Dataset rows for apps and sites:
◆ ◆ ◆ ◆ ◆
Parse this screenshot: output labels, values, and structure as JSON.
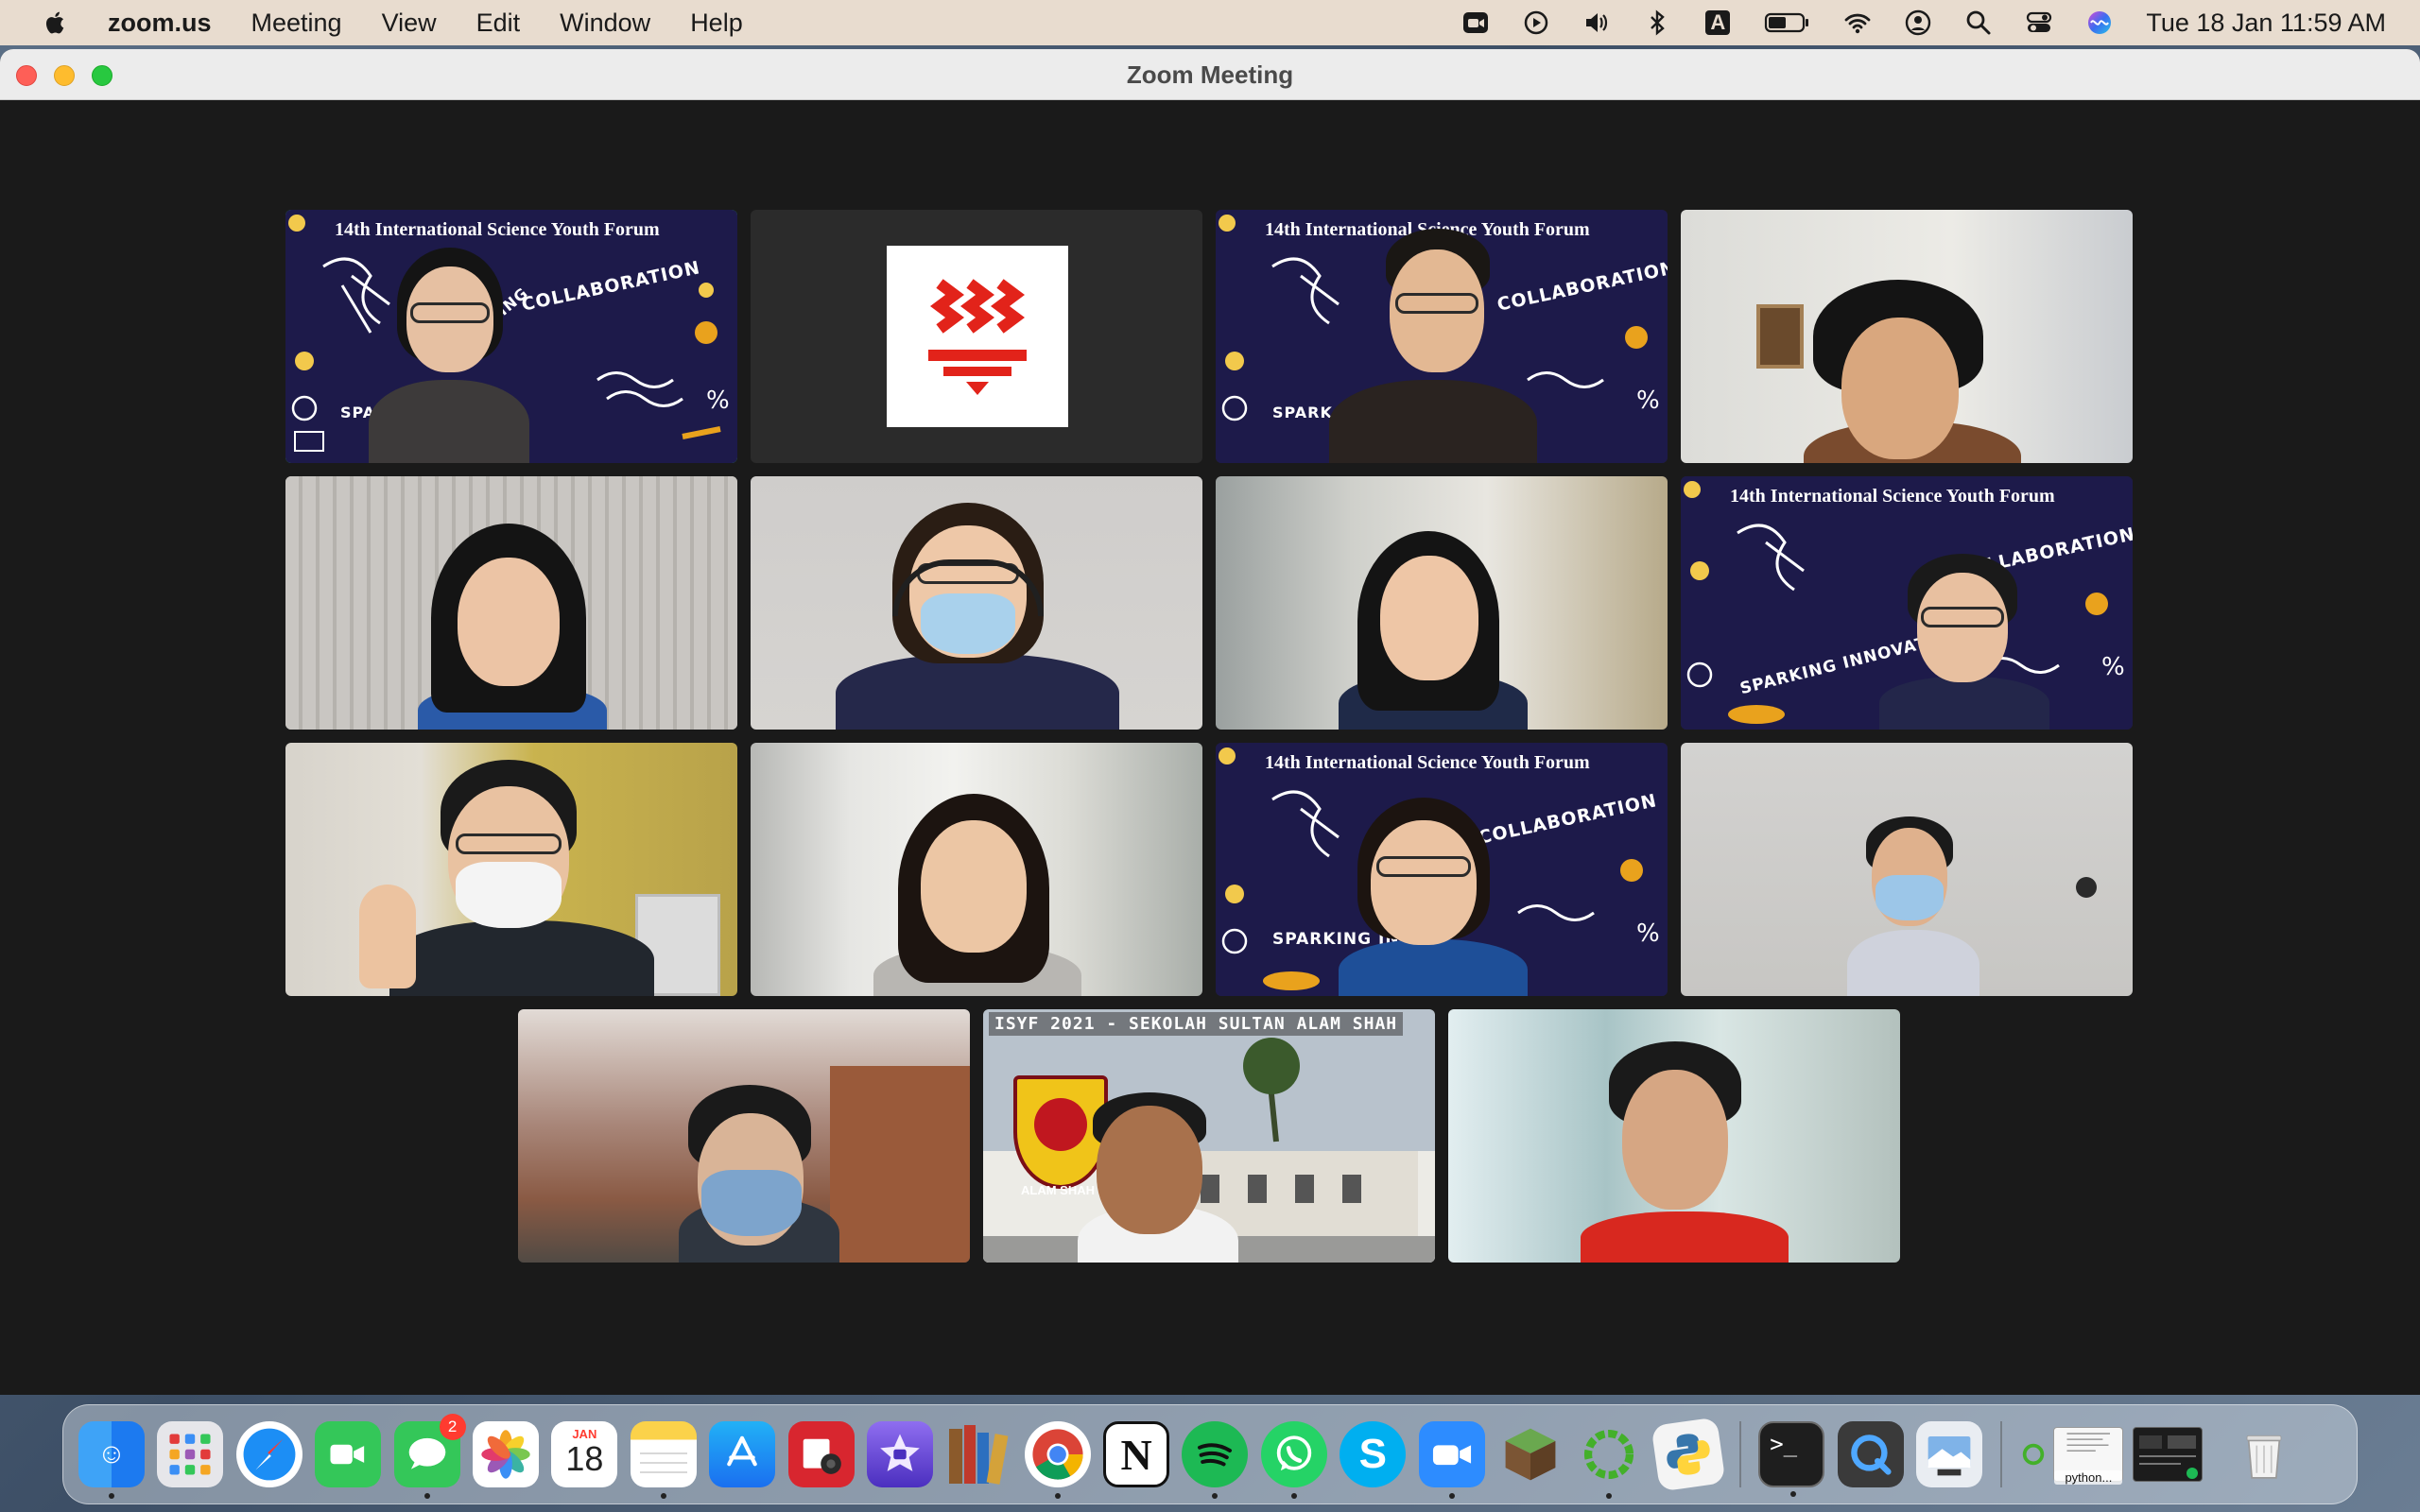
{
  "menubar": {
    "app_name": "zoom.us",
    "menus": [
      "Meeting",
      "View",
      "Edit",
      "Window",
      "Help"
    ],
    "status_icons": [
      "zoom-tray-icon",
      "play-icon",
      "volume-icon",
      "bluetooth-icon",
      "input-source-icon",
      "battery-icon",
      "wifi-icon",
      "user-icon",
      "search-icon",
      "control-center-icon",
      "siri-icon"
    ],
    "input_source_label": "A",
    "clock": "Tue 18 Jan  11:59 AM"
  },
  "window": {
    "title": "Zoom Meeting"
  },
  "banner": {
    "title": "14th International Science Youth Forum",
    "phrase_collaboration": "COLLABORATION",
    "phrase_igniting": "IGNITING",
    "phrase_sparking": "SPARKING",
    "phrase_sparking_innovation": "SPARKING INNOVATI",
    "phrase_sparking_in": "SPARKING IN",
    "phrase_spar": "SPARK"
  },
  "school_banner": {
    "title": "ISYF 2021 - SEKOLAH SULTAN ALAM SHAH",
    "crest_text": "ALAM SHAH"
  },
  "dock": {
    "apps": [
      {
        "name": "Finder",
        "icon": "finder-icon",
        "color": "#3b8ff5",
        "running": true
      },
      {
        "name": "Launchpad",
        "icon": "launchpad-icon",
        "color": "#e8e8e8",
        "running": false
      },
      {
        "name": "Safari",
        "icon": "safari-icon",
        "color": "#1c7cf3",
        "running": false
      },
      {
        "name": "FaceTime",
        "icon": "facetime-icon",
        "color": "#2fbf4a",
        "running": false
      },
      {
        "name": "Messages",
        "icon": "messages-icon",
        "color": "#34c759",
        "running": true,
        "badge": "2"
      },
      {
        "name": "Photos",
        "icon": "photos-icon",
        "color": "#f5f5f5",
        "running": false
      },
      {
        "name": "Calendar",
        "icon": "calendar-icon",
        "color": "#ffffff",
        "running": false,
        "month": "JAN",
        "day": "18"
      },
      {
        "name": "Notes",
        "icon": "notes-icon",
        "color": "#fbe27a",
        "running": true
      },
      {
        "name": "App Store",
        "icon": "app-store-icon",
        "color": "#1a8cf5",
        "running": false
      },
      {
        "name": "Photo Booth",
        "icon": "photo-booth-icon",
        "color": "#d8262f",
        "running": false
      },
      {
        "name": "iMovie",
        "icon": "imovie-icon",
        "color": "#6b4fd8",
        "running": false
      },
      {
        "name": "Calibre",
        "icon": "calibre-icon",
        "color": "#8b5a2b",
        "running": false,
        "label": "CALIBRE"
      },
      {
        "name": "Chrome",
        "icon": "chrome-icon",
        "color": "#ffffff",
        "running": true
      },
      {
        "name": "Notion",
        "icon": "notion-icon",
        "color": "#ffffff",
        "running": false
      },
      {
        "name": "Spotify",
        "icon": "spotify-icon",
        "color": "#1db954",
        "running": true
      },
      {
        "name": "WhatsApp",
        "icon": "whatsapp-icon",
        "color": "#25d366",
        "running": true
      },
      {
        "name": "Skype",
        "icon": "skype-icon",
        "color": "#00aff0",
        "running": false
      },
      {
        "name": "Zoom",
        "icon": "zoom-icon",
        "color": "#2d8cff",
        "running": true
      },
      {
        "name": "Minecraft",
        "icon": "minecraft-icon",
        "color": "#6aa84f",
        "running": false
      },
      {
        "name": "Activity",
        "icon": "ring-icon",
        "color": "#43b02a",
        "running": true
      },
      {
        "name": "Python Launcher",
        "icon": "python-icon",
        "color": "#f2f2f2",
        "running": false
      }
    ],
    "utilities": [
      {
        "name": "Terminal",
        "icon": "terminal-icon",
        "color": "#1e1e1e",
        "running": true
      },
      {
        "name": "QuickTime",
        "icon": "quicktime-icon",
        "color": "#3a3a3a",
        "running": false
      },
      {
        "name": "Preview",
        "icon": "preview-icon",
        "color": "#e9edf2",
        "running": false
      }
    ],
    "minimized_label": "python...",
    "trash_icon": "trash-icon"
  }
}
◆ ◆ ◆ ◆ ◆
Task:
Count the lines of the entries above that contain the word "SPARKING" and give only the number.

Solution to this task:
3